◆ **Exercise description**: From the entries that follow, extract each line holding the string "background".

◆ **Data for review**:
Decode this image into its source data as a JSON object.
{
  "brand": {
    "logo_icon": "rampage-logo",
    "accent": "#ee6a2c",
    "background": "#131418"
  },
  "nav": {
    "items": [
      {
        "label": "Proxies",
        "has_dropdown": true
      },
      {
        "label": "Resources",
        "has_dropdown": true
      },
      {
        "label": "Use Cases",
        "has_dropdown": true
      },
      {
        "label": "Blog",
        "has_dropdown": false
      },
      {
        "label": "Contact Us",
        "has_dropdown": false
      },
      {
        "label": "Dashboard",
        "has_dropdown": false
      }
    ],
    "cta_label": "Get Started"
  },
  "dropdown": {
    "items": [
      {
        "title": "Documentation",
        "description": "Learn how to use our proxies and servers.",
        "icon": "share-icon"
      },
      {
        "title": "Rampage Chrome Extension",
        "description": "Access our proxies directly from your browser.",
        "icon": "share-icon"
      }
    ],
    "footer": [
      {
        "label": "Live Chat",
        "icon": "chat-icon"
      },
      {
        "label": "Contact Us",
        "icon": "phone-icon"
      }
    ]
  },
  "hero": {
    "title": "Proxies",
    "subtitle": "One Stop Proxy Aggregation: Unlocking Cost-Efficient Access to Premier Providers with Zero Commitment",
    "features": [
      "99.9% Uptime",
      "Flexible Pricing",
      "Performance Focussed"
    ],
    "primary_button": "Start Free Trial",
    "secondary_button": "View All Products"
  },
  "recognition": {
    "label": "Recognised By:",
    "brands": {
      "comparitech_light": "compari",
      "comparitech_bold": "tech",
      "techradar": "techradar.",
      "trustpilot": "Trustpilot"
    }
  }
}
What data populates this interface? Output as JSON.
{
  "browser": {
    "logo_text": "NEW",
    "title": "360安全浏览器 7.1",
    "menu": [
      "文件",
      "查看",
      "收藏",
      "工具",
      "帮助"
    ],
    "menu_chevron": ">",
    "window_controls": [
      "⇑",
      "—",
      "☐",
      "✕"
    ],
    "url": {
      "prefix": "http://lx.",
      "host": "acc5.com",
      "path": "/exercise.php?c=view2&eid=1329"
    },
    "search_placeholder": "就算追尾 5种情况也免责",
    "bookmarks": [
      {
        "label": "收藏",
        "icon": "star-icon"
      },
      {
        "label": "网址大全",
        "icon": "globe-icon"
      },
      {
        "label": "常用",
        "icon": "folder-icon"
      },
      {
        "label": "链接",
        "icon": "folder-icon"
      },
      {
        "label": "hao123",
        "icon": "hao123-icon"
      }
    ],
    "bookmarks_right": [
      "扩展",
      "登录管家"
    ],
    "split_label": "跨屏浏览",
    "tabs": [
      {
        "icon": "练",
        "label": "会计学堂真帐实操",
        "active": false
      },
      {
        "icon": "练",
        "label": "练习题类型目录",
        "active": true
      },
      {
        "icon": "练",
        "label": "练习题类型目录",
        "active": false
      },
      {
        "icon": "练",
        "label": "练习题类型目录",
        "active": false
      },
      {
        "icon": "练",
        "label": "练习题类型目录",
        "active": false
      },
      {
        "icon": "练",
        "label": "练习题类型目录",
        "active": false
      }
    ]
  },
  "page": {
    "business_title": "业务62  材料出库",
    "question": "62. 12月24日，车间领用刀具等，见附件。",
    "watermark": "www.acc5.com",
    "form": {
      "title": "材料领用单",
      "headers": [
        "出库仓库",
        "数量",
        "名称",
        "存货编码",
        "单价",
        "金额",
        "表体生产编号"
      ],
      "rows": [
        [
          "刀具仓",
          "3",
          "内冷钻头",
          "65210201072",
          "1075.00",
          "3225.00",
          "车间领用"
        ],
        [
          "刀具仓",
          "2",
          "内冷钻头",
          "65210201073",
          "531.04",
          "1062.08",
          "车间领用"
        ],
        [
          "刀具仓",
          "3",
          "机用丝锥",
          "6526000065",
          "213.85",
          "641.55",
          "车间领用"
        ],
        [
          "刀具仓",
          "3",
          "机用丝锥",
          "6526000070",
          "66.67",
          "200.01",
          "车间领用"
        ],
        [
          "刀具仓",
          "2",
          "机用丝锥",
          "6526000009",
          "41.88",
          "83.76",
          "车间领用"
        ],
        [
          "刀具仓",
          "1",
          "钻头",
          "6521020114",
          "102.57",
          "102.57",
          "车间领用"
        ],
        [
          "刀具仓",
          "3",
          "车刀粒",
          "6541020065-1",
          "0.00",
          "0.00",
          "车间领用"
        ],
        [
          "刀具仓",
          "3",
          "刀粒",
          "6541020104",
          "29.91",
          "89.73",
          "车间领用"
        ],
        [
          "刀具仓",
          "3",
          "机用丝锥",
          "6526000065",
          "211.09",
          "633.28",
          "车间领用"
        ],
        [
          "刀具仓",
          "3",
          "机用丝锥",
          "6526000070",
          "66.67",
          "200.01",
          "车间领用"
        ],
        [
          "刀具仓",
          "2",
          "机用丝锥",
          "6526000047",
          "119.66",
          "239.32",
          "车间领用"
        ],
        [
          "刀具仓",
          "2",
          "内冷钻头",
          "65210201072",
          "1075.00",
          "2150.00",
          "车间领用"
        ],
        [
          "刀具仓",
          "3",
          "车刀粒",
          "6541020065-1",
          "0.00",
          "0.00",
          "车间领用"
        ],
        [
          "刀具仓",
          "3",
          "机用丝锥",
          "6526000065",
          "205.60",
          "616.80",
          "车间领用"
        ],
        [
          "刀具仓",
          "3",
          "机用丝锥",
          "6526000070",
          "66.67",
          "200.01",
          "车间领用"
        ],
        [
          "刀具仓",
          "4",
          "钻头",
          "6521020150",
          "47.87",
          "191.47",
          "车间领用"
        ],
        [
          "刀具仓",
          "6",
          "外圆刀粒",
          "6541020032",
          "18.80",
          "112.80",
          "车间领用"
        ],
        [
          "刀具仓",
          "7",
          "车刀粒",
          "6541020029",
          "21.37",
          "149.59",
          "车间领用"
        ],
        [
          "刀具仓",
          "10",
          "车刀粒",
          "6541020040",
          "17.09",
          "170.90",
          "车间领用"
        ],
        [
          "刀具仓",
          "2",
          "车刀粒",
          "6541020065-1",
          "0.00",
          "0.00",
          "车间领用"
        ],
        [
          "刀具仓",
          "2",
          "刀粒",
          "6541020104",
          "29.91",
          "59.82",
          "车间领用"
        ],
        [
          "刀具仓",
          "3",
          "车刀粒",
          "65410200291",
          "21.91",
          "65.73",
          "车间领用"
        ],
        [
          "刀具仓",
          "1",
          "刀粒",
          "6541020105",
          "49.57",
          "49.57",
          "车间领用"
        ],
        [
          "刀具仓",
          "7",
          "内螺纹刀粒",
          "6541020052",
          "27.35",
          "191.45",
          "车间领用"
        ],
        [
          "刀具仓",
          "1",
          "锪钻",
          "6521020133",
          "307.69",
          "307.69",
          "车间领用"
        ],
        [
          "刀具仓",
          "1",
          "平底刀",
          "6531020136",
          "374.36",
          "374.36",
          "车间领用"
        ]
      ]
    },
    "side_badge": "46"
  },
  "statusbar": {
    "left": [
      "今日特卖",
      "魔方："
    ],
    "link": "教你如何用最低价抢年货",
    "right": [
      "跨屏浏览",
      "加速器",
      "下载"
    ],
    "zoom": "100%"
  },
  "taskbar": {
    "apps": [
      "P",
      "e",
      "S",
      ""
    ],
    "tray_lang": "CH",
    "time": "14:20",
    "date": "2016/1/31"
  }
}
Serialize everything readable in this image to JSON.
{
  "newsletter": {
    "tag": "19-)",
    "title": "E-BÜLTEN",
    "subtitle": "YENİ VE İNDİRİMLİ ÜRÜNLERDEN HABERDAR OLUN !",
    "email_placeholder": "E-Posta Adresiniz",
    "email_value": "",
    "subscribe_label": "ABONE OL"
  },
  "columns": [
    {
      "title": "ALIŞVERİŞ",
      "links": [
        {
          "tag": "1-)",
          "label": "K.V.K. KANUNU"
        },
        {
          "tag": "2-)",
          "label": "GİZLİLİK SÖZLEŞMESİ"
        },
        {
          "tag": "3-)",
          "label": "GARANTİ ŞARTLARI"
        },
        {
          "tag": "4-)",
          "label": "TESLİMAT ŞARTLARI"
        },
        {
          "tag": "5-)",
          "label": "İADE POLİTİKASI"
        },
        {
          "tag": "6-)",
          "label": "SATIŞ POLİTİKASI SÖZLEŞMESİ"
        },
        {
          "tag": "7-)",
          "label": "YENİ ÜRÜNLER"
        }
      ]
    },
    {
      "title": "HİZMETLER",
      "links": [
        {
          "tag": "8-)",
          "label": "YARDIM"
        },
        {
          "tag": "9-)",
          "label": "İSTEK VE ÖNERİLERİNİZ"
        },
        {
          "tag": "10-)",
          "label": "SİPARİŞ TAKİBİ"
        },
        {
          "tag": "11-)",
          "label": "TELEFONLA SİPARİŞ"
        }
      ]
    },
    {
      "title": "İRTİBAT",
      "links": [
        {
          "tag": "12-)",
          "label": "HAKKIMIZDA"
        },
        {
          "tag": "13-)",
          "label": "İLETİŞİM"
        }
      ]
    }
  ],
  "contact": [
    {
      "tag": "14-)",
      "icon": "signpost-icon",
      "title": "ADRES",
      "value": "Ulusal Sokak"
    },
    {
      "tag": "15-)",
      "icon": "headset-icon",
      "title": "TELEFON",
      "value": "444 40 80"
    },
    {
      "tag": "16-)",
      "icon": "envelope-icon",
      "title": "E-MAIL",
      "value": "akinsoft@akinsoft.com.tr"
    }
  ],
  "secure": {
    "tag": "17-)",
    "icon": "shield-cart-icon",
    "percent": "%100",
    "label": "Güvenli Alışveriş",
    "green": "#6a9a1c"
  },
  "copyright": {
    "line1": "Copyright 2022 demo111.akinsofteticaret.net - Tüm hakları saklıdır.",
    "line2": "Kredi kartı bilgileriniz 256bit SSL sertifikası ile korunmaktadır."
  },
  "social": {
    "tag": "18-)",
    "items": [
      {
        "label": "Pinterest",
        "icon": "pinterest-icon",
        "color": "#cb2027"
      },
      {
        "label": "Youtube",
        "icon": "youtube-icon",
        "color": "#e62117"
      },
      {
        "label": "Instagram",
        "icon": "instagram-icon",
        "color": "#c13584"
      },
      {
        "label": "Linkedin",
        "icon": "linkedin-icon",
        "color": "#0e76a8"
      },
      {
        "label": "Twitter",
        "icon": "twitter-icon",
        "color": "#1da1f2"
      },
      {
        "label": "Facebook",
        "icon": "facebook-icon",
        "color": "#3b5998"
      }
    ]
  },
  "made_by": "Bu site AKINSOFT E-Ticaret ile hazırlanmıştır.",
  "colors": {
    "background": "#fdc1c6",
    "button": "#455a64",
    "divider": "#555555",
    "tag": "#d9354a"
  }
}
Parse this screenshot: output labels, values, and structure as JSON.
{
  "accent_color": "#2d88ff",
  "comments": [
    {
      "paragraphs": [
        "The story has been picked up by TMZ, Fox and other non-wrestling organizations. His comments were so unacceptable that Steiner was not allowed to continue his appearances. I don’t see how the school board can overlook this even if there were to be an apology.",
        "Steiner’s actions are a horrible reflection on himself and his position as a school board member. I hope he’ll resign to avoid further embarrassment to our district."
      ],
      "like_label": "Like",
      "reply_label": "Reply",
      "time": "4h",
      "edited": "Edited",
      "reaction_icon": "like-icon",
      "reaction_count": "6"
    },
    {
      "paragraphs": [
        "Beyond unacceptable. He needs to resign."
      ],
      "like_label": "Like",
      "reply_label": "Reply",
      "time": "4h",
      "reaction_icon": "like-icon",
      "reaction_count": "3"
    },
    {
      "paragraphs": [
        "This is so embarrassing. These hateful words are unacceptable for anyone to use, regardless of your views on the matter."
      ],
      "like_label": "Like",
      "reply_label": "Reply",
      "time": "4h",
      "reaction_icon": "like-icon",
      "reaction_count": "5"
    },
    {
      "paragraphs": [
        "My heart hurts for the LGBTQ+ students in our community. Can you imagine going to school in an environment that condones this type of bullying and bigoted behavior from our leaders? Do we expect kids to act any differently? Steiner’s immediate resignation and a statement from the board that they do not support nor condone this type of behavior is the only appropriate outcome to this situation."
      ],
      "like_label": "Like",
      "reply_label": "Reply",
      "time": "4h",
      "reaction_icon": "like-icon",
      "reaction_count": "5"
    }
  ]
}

◆ **Result**:
    "background": "#131418"
    "background": "#fdc1c6",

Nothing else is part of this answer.